• Goal of the exercise
Please give every line below again exactly, but not its pictures.
Data section below:
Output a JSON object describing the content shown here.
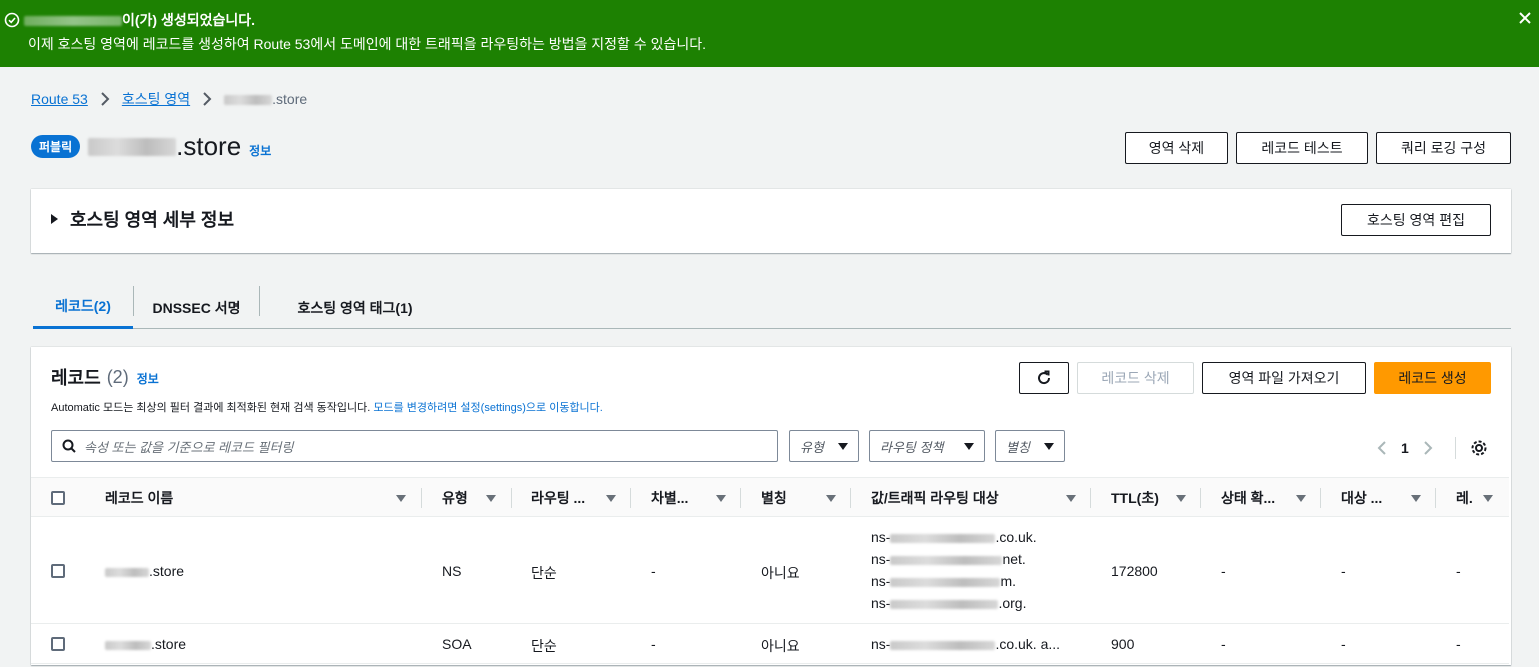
{
  "banner": {
    "title_suffix": "이(가) 생성되었습니다.",
    "message": "이제 호스팅 영역에 레코드를 생성하여 Route 53에서 도메인에 대한 트래픽을 라우팅하는 방법을 지정할 수 있습니다.",
    "color": "#1d8102"
  },
  "breadcrumb": {
    "items": [
      "Route 53",
      "호스팅 영역"
    ],
    "current_suffix": ".store"
  },
  "header": {
    "badge": "퍼블릭",
    "title_suffix": ".store",
    "info": "정보",
    "buttons": {
      "delete_zone": "영역 삭제",
      "test_record": "레코드 테스트",
      "query_logging": "쿼리 로깅 구성"
    }
  },
  "details": {
    "title": "호스팅 영역 세부 정보",
    "edit_button": "호스팅 영역 편집"
  },
  "tabs": [
    {
      "label": "레코드(2)",
      "active": true
    },
    {
      "label": "DNSSEC 서명",
      "active": false
    },
    {
      "label": "호스팅 영역 태그(1)",
      "active": false
    }
  ],
  "records": {
    "title": "레코드",
    "count": "(2)",
    "info": "정보",
    "refresh_icon": "refresh-icon",
    "buttons": {
      "delete": "레코드 삭제",
      "import": "영역 파일 가져오기",
      "create": "레코드 생성"
    },
    "description_prefix": "Automatic 모드는 최상의 필터 결과에 최적화된 현재 검색 동작입니다. ",
    "description_link": "모드를 변경하려면 설정(settings)으로 이동합니다.",
    "search_placeholder": "속성 또는 값을 기준으로 레코드 필터링",
    "filters": {
      "type": "유형",
      "routing": "라우팅 정책",
      "alias": "별칭"
    },
    "page": "1",
    "columns": [
      "레코드 이름",
      "유형",
      "라우팅 ...",
      "차별...",
      "별칭",
      "값/트래픽 라우팅 대상",
      "TTL(초)",
      "상태 확...",
      "대상 ...",
      "레."
    ],
    "rows": [
      {
        "name_suffix": ".store",
        "type": "NS",
        "routing": "단순",
        "differentiator": "-",
        "alias": "아니요",
        "values": [
          {
            "prefix": "ns-",
            "suffix": ".co.uk."
          },
          {
            "prefix": "ns-",
            "suffix": "net."
          },
          {
            "prefix": "ns-",
            "suffix": "m."
          },
          {
            "prefix": "ns-",
            "suffix": ".org."
          }
        ],
        "ttl": "172800",
        "health": "-",
        "evaluate": "-",
        "record_id": "-"
      },
      {
        "name_suffix": ".store",
        "type": "SOA",
        "routing": "단순",
        "differentiator": "-",
        "alias": "아니요",
        "values": [
          {
            "prefix": "ns-",
            "suffix": ".co.uk. a..."
          }
        ],
        "ttl": "900",
        "health": "-",
        "evaluate": "-",
        "record_id": "-"
      }
    ]
  }
}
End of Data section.
• The completed task
Output a JSON object describing the content shown here.
{
  "banner": {
    "title_suffix": "이(가) 생성되었습니다.",
    "message": "이제 호스팅 영역에 레코드를 생성하여 Route 53에서 도메인에 대한 트래픽을 라우팅하는 방법을 지정할 수 있습니다.",
    "color": "#1d8102"
  },
  "breadcrumb": {
    "items": [
      "Route 53",
      "호스팅 영역"
    ],
    "current_suffix": ".store"
  },
  "header": {
    "badge": "퍼블릭",
    "title_suffix": ".store",
    "info": "정보",
    "buttons": {
      "delete_zone": "영역 삭제",
      "test_record": "레코드 테스트",
      "query_logging": "쿼리 로깅 구성"
    }
  },
  "details": {
    "title": "호스팅 영역 세부 정보",
    "edit_button": "호스팅 영역 편집"
  },
  "tabs": [
    {
      "label": "레코드(2)",
      "active": true
    },
    {
      "label": "DNSSEC 서명",
      "active": false
    },
    {
      "label": "호스팅 영역 태그(1)",
      "active": false
    }
  ],
  "records": {
    "title": "레코드",
    "count": "(2)",
    "info": "정보",
    "refresh_icon": "refresh-icon",
    "buttons": {
      "delete": "레코드 삭제",
      "import": "영역 파일 가져오기",
      "create": "레코드 생성"
    },
    "description_prefix": "Automatic 모드는 최상의 필터 결과에 최적화된 현재 검색 동작입니다. ",
    "description_link": "모드를 변경하려면 설정(settings)으로 이동합니다.",
    "search_placeholder": "속성 또는 값을 기준으로 레코드 필터링",
    "filters": {
      "type": "유형",
      "routing": "라우팅 정책",
      "alias": "별칭"
    },
    "page": "1",
    "columns": [
      "레코드 이름",
      "유형",
      "라우팅 ...",
      "차별...",
      "별칭",
      "값/트래픽 라우팅 대상",
      "TTL(초)",
      "상태 확...",
      "대상 ...",
      "레."
    ],
    "rows": [
      {
        "name_suffix": ".store",
        "type": "NS",
        "routing": "단순",
        "differentiator": "-",
        "alias": "아니요",
        "values": [
          {
            "prefix": "ns-",
            "suffix": ".co.uk."
          },
          {
            "prefix": "ns-",
            "suffix": "net."
          },
          {
            "prefix": "ns-",
            "suffix": "m."
          },
          {
            "prefix": "ns-",
            "suffix": ".org."
          }
        ],
        "ttl": "172800",
        "health": "-",
        "evaluate": "-",
        "record_id": "-"
      },
      {
        "name_suffix": ".store",
        "type": "SOA",
        "routing": "단순",
        "differentiator": "-",
        "alias": "아니요",
        "values": [
          {
            "prefix": "ns-",
            "suffix": ".co.uk. a..."
          }
        ],
        "ttl": "900",
        "health": "-",
        "evaluate": "-",
        "record_id": "-"
      }
    ]
  }
}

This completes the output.